Picks and Pans Review: His Little Women
updated 05/21/1990 AT 01:00 AM EDT
•originally published 05/21/1990 AT 01:00 AM EDT
Rossner's first novel since her 1983 psychoanalytical romp. August, has the makings of a good potboiler. It's not. Nor is it the kind of serious fiction that made her reputation.
The aimless story focuses on Sam Pearlstein, a self-absorbed Hollywood producer, and his four daughters by three wives. In bitter contrast to the Louisa May Alcott sisters the title mocks, the Pearlstein girls grow up in various kinds of solitary confinement, deprived of their father's attention, unable to find comfort in one another.

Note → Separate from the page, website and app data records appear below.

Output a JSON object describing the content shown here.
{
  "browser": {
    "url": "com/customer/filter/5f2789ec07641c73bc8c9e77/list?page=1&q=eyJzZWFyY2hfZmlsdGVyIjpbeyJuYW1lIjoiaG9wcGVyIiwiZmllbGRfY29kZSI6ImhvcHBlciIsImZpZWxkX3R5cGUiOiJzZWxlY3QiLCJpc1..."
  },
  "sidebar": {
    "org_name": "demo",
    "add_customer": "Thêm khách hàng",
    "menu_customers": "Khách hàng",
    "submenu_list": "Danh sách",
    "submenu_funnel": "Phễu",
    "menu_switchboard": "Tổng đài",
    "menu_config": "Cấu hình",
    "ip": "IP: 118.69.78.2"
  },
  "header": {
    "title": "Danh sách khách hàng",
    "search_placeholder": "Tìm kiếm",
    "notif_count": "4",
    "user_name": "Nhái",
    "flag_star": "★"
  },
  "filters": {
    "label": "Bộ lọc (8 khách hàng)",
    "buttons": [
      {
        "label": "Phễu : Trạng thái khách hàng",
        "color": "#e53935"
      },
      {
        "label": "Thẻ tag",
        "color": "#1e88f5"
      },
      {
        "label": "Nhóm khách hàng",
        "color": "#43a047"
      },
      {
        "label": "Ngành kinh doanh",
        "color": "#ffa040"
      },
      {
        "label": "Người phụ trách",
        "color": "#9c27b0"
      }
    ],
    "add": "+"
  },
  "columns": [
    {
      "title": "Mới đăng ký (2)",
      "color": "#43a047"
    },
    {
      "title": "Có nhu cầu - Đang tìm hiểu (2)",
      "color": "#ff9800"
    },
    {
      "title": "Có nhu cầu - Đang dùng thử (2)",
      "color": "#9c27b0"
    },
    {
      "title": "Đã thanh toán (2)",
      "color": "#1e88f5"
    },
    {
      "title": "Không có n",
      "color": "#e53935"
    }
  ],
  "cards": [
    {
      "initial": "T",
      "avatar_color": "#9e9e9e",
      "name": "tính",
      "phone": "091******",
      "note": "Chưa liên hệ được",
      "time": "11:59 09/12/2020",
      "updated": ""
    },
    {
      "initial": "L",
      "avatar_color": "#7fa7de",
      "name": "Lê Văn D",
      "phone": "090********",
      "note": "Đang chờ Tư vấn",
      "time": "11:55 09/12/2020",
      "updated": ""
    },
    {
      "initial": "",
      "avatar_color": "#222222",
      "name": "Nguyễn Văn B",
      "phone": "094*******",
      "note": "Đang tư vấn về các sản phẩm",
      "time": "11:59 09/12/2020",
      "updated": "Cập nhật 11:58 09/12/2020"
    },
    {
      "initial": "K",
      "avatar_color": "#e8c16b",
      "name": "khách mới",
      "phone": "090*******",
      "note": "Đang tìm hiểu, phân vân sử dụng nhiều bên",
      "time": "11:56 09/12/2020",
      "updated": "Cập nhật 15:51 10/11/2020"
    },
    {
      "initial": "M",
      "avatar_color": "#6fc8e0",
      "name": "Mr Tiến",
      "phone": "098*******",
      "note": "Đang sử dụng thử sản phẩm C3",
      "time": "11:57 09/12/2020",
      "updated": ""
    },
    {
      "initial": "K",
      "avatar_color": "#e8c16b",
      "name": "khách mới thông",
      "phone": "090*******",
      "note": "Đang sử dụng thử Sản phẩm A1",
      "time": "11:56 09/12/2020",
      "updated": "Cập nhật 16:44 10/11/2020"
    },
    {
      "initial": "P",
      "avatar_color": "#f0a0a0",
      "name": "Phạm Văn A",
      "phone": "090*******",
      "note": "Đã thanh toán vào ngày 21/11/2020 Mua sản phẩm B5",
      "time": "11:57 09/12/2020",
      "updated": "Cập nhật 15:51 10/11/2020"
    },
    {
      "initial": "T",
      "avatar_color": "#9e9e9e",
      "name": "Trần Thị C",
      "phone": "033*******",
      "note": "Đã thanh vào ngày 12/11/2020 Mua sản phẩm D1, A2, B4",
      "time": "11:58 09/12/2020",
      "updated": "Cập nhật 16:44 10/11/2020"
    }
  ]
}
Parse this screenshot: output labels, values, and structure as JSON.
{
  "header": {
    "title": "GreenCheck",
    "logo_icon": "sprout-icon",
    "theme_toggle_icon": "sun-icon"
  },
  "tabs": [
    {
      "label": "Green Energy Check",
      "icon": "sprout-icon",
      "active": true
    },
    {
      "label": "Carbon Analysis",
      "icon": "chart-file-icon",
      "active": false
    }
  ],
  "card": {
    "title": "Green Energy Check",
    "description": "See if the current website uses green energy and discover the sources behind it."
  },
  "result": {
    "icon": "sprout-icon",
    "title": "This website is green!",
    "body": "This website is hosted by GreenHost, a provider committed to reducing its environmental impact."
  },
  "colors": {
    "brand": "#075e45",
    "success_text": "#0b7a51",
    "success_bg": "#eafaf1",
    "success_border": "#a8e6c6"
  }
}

Lawyer Nell Berman, the tale's narrator, recalls that she met her half-siblings when she was a high school senior. Louisa Abrahms, the daughter Sam abandoned on the East Coast, proves a vicious rival for his affection; "the little girls," Sonny and Liane, seem mere ciphers, brats who grow into drugged-out adolescents.
The girls' fates converge at a libel trial where Louisa, author of a family-inspired novel, Joe Stalbin's Daughters, must prove that one unsavory character is not modeled after a real person. This theme—art's relationship to reality—seems to be Rossner's prime concern. The many ruminations on the subject include Louisa's that "The fiction writer always seems to be breaking some contract with reality her friends and relatives were sure she'd signed."
Louisa's break with reality, however, isn't very interesting. Despite lots of vivid characters and action that veers from movie studio to feminist magazine to law office to a soft-core porn publisher's palace, the novel never seems more than a well-crafted exercise, devoid of truth—or sincerity. (Summit, $19.95)